That's the most absurd comment I have read in much, much time.
Just take any random phrase in both languages and compare. Let's see the first headline in google news right now:
"Rajoy logra que la UE dé oxígeno a España"
"Rajoy manages to get the EU to give oxygen to Spain"
it's two words longer. It's a bit odd though, because it's a literal translation. Let's see if we can get it a bit better:
"Rajoy wins an oxygen line for Spain from the EU"
which is still one world longer.
But, anyway, all this is absolutely UNRELATED to foreign words sounding funny.
If it's impossible that you can say "web oh ess" and it sounding like a word, it's a mere accident. In Spanish, like in English, some acronyms are read letter-by-letter, but others are not. It's a question of convention, there's no rule.
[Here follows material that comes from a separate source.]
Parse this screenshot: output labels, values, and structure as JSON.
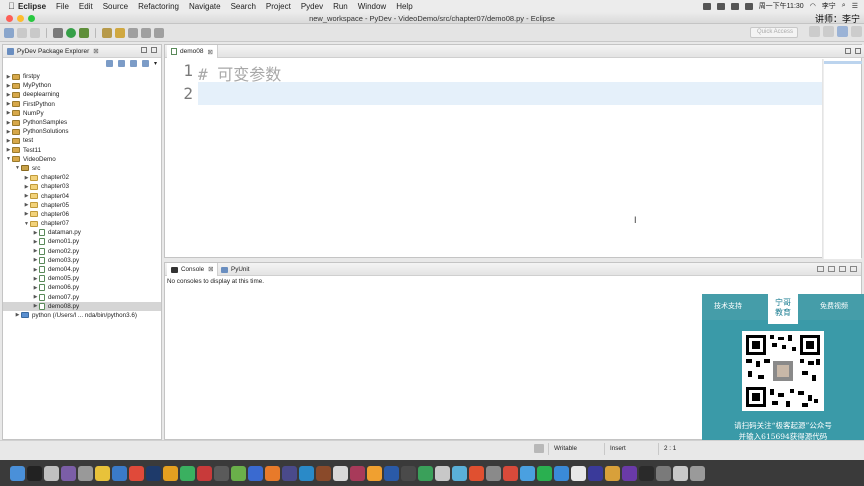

This particular case is read as a word in Spanish, and letter-by-letter in English.